[TASK PROMPT] In the records below, find the line containing "Parse this screenshot: output", then print it and every following line exactly, through the last, without pictures.
RECORDS FOR THE TASK Start Marker
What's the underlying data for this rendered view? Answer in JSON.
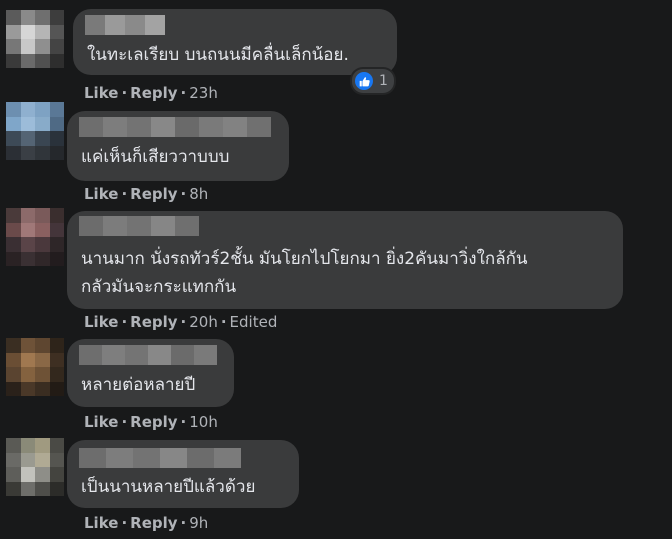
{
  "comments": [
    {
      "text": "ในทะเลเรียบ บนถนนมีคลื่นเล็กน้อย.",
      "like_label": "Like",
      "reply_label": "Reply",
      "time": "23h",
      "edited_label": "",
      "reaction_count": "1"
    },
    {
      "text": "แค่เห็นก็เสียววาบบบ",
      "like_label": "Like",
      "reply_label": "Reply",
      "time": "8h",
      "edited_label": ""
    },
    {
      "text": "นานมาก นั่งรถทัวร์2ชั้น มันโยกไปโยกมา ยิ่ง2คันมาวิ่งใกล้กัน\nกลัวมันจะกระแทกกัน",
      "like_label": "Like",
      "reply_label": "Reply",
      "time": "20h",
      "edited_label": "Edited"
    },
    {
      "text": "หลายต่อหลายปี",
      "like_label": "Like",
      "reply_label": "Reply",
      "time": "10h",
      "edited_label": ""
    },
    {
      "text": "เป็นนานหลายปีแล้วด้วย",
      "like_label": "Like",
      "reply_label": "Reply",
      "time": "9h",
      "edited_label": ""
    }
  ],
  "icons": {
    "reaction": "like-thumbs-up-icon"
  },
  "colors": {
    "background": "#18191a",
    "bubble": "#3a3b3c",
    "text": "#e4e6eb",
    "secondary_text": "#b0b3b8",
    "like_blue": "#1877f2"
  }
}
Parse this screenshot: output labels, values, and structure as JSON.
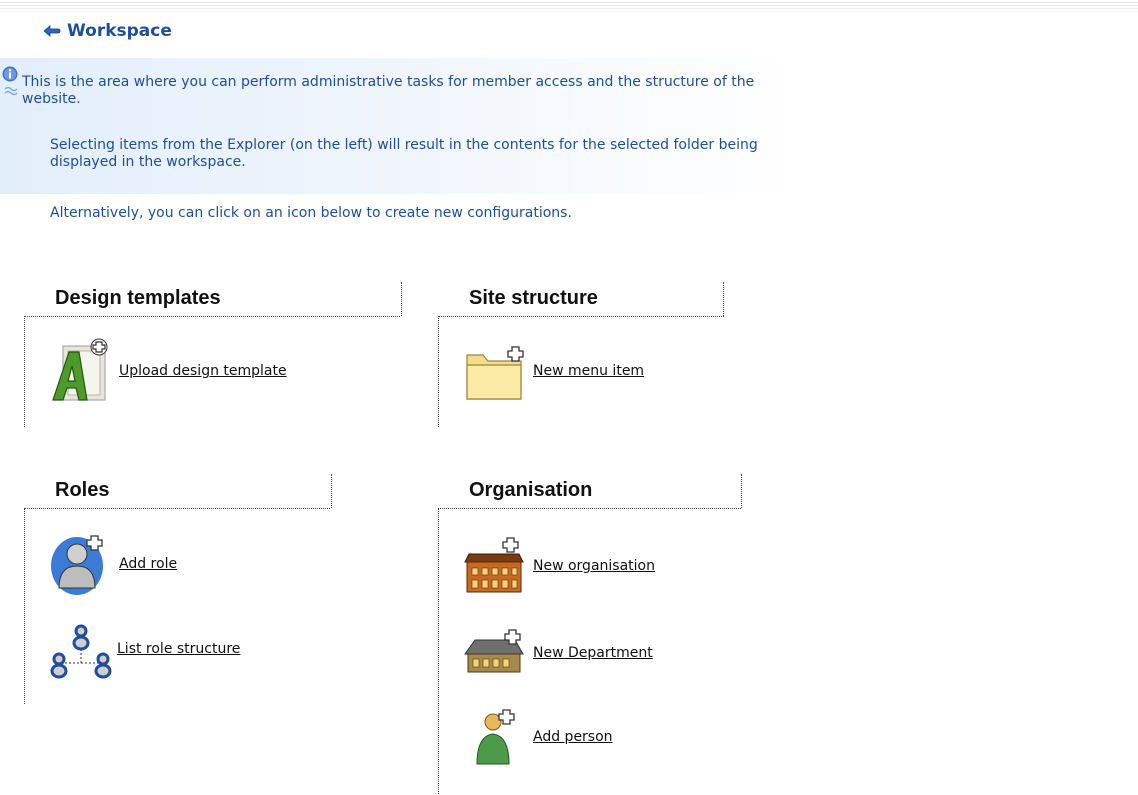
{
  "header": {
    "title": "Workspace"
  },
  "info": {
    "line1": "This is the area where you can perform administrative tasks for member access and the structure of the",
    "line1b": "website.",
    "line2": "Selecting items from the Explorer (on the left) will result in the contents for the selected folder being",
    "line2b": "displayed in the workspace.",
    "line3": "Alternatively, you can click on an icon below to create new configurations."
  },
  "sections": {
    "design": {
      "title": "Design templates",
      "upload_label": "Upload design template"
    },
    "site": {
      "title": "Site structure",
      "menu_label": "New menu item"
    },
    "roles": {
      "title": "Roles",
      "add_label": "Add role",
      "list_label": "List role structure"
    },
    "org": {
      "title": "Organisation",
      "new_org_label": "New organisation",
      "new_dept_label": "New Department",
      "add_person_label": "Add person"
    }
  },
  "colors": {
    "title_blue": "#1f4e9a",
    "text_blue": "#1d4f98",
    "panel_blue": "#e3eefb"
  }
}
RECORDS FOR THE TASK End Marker
[EXERCISE OUTPUT]
Parse this screenshot: output labels, values, and structure as JSON.
{
  "header": {
    "title": "Workspace"
  },
  "info": {
    "line1": "This is the area where you can perform administrative tasks for member access and the structure of the",
    "line1b": "website.",
    "line2": "Selecting items from the Explorer (on the left) will result in the contents for the selected folder being",
    "line2b": "displayed in the workspace.",
    "line3": "Alternatively, you can click on an icon below to create new configurations."
  },
  "sections": {
    "design": {
      "title": "Design templates",
      "upload_label": "Upload design template"
    },
    "site": {
      "title": "Site structure",
      "menu_label": "New menu item"
    },
    "roles": {
      "title": "Roles",
      "add_label": "Add role",
      "list_label": "List role structure"
    },
    "org": {
      "title": "Organisation",
      "new_org_label": "New organisation",
      "new_dept_label": "New Department",
      "add_person_label": "Add person"
    }
  },
  "colors": {
    "title_blue": "#1f4e9a",
    "text_blue": "#1d4f98",
    "panel_blue": "#e3eefb"
  }
}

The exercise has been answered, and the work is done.